**WHAT YOU HAVE TO DO**
Write out the data below in full, unchanged, minus the images.

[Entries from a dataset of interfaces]
####
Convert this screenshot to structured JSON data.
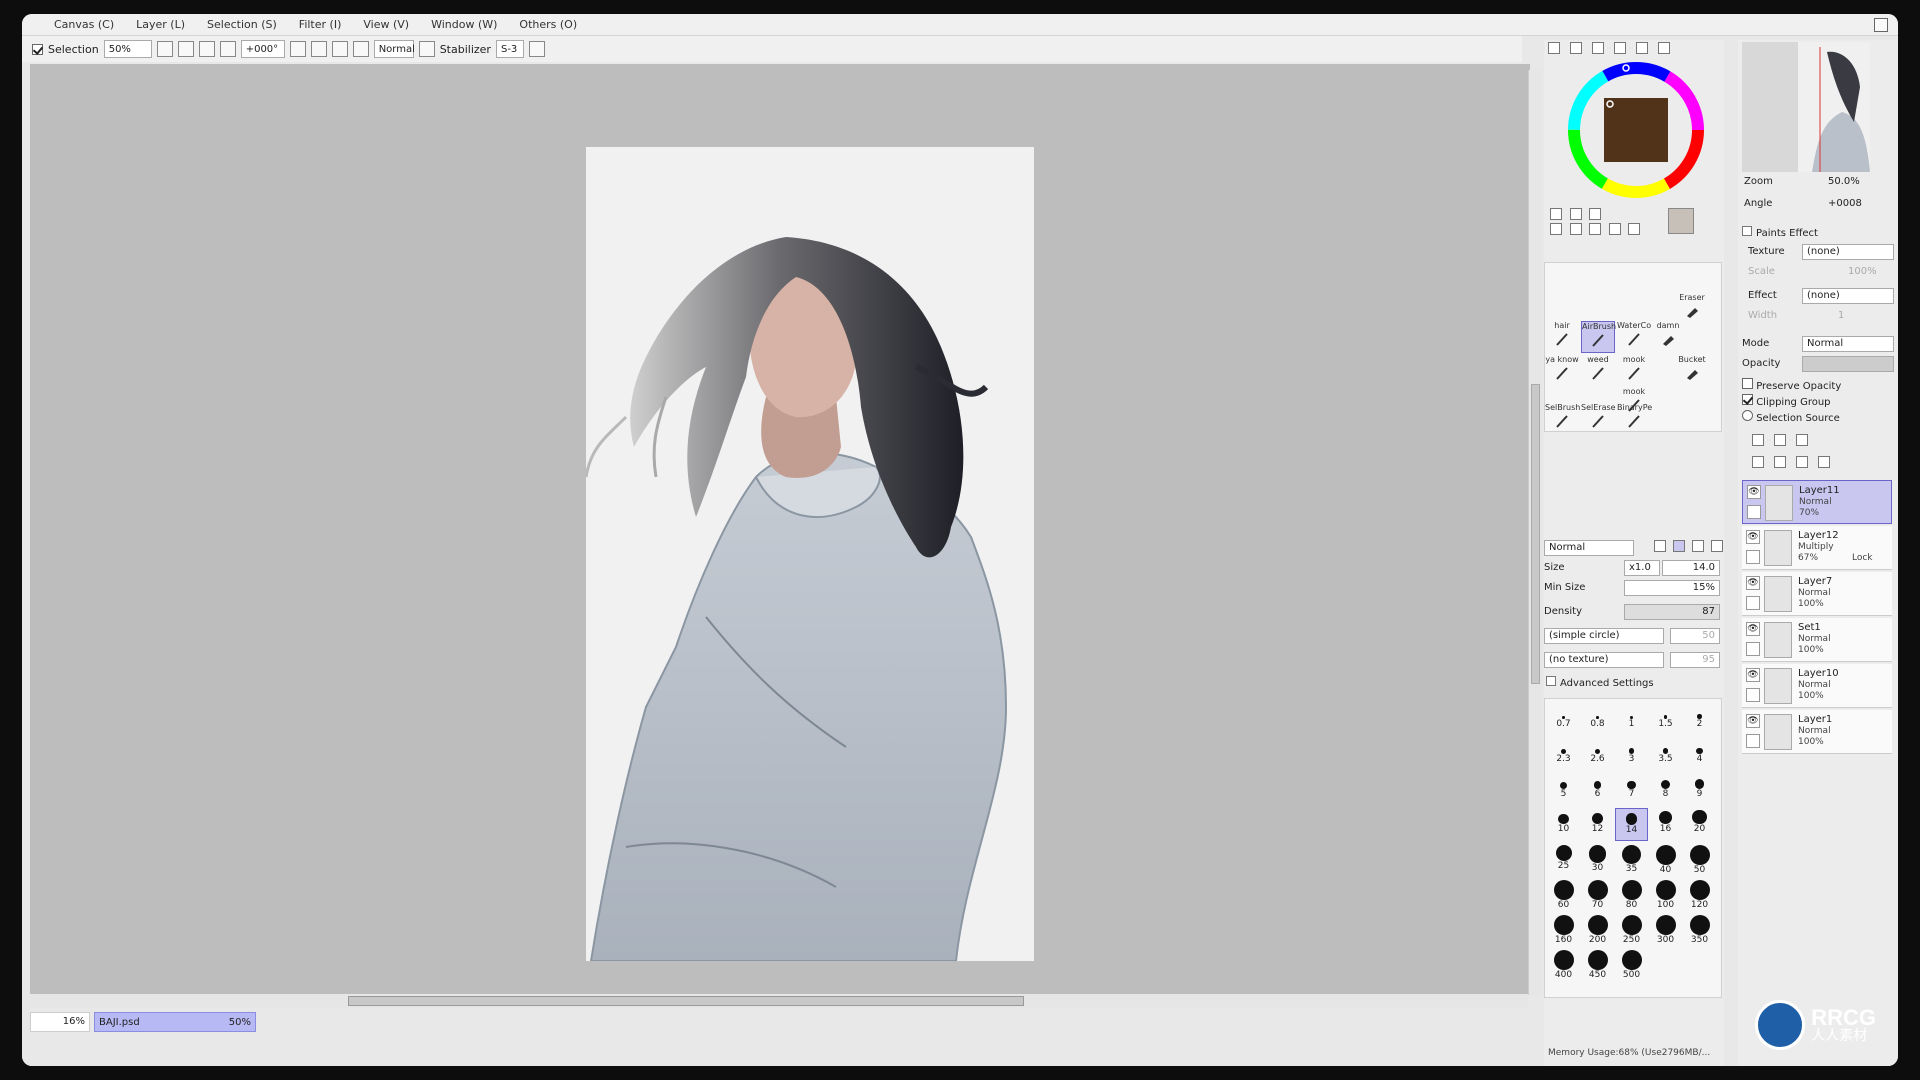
{
  "menu": [
    "Canvas (C)",
    "Layer (L)",
    "Selection (S)",
    "Filter (I)",
    "View (V)",
    "Window (W)",
    "Others (O)"
  ],
  "toolbar": {
    "selection_label": "Selection",
    "zoom": "50%",
    "rotation": "+000°",
    "blend": "Normal",
    "stabilizer_label": "Stabilizer",
    "stabilizer_value": "S-3"
  },
  "statusbar": {
    "nav_zoom": "16%",
    "doc_name": "BAJI.psd",
    "doc_zoom": "50%",
    "memory": "Memory Usage:68% (Use2796MB/..."
  },
  "navigator": {
    "zoom_label": "Zoom",
    "zoom_value": "50.0%",
    "angle_label": "Angle",
    "angle_value": "+0008"
  },
  "paint_effect": {
    "title": "Paints Effect",
    "texture_label": "Texture",
    "texture_value": "(none)",
    "scale_label": "Scale",
    "scale_value": "100%",
    "effect_label": "Effect",
    "effect_value": "(none)",
    "width_label": "Width",
    "width_value": "1"
  },
  "layer_props": {
    "mode_label": "Mode",
    "mode_value": "Normal",
    "opacity_label": "Opacity",
    "preserve_opacity": "Preserve Opacity",
    "clipping_group": "Clipping Group",
    "selection_source": "Selection Source"
  },
  "layers": [
    {
      "name": "Layer11",
      "mode": "Normal",
      "opacity": "70%",
      "extra": "",
      "selected": true
    },
    {
      "name": "Layer12",
      "mode": "Multiply",
      "opacity": "67%",
      "extra": "Lock",
      "selected": false
    },
    {
      "name": "Layer7",
      "mode": "Normal",
      "opacity": "100%",
      "extra": "",
      "selected": false
    },
    {
      "name": "Set1",
      "mode": "Normal",
      "opacity": "100%",
      "extra": "",
      "selected": false
    },
    {
      "name": "Layer10",
      "mode": "Normal",
      "opacity": "100%",
      "extra": "",
      "selected": false
    },
    {
      "name": "Layer1",
      "mode": "Normal",
      "opacity": "100%",
      "extra": "",
      "selected": false
    }
  ],
  "brushes": [
    {
      "label": "Eraser"
    },
    {
      "label": "hair"
    },
    {
      "label": "AirBrush"
    },
    {
      "label": "WaterCo"
    },
    {
      "label": "damn"
    },
    {
      "label": "ya know"
    },
    {
      "label": "weed"
    },
    {
      "label": "mook"
    },
    {
      "label": "Bucket"
    },
    {
      "label": "mook"
    },
    {
      "label": "SelBrush"
    },
    {
      "label": "SelErase"
    },
    {
      "label": "BinaryPe"
    }
  ],
  "tool_settings": {
    "blend": "Normal",
    "size_label": "Size",
    "size_mult": "x1.0",
    "size_value": "14.0",
    "minsize_label": "Min Size",
    "minsize_value": "15%",
    "density_label": "Density",
    "density_value": "87",
    "shape": "(simple circle)",
    "shape_value": "50",
    "texture": "(no texture)",
    "texture_value": "95",
    "advanced": "Advanced Settings"
  },
  "brush_sizes": [
    "0.7",
    "0.8",
    "1",
    "1.5",
    "2",
    "2.3",
    "2.6",
    "3",
    "3.5",
    "4",
    "5",
    "6",
    "7",
    "8",
    "9",
    "10",
    "12",
    "14",
    "16",
    "20",
    "25",
    "30",
    "35",
    "40",
    "50",
    "60",
    "70",
    "80",
    "100",
    "120",
    "160",
    "200",
    "250",
    "300",
    "350",
    "400",
    "450",
    "500"
  ],
  "brush_sizes_selected": "14",
  "watermark": {
    "top": "RRCG",
    "bottom": "人人素材"
  }
}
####
**FINAL ANSWER**
Convert this screenshot to structured JSON data.
{
  "menu": [
    "Canvas (C)",
    "Layer (L)",
    "Selection (S)",
    "Filter (I)",
    "View (V)",
    "Window (W)",
    "Others (O)"
  ],
  "toolbar": {
    "selection_label": "Selection",
    "zoom": "50%",
    "rotation": "+000°",
    "blend": "Normal",
    "stabilizer_label": "Stabilizer",
    "stabilizer_value": "S-3"
  },
  "statusbar": {
    "nav_zoom": "16%",
    "doc_name": "BAJI.psd",
    "doc_zoom": "50%",
    "memory": "Memory Usage:68% (Use2796MB/..."
  },
  "navigator": {
    "zoom_label": "Zoom",
    "zoom_value": "50.0%",
    "angle_label": "Angle",
    "angle_value": "+0008"
  },
  "paint_effect": {
    "title": "Paints Effect",
    "texture_label": "Texture",
    "texture_value": "(none)",
    "scale_label": "Scale",
    "scale_value": "100%",
    "effect_label": "Effect",
    "effect_value": "(none)",
    "width_label": "Width",
    "width_value": "1"
  },
  "layer_props": {
    "mode_label": "Mode",
    "mode_value": "Normal",
    "opacity_label": "Opacity",
    "preserve_opacity": "Preserve Opacity",
    "clipping_group": "Clipping Group",
    "selection_source": "Selection Source"
  },
  "layers": [
    {
      "name": "Layer11",
      "mode": "Normal",
      "opacity": "70%",
      "extra": "",
      "selected": true
    },
    {
      "name": "Layer12",
      "mode": "Multiply",
      "opacity": "67%",
      "extra": "Lock",
      "selected": false
    },
    {
      "name": "Layer7",
      "mode": "Normal",
      "opacity": "100%",
      "extra": "",
      "selected": false
    },
    {
      "name": "Set1",
      "mode": "Normal",
      "opacity": "100%",
      "extra": "",
      "selected": false
    },
    {
      "name": "Layer10",
      "mode": "Normal",
      "opacity": "100%",
      "extra": "",
      "selected": false
    },
    {
      "name": "Layer1",
      "mode": "Normal",
      "opacity": "100%",
      "extra": "",
      "selected": false
    }
  ],
  "brushes": [
    {
      "label": "Eraser"
    },
    {
      "label": "hair"
    },
    {
      "label": "AirBrush"
    },
    {
      "label": "WaterCo"
    },
    {
      "label": "damn"
    },
    {
      "label": "ya know"
    },
    {
      "label": "weed"
    },
    {
      "label": "mook"
    },
    {
      "label": "Bucket"
    },
    {
      "label": "mook"
    },
    {
      "label": "SelBrush"
    },
    {
      "label": "SelErase"
    },
    {
      "label": "BinaryPe"
    }
  ],
  "tool_settings": {
    "blend": "Normal",
    "size_label": "Size",
    "size_mult": "x1.0",
    "size_value": "14.0",
    "minsize_label": "Min Size",
    "minsize_value": "15%",
    "density_label": "Density",
    "density_value": "87",
    "shape": "(simple circle)",
    "shape_value": "50",
    "texture": "(no texture)",
    "texture_value": "95",
    "advanced": "Advanced Settings"
  },
  "brush_sizes": [
    "0.7",
    "0.8",
    "1",
    "1.5",
    "2",
    "2.3",
    "2.6",
    "3",
    "3.5",
    "4",
    "5",
    "6",
    "7",
    "8",
    "9",
    "10",
    "12",
    "14",
    "16",
    "20",
    "25",
    "30",
    "35",
    "40",
    "50",
    "60",
    "70",
    "80",
    "100",
    "120",
    "160",
    "200",
    "250",
    "300",
    "350",
    "400",
    "450",
    "500"
  ],
  "brush_sizes_selected": "14",
  "watermark": {
    "top": "RRCG",
    "bottom": "人人素材"
  }
}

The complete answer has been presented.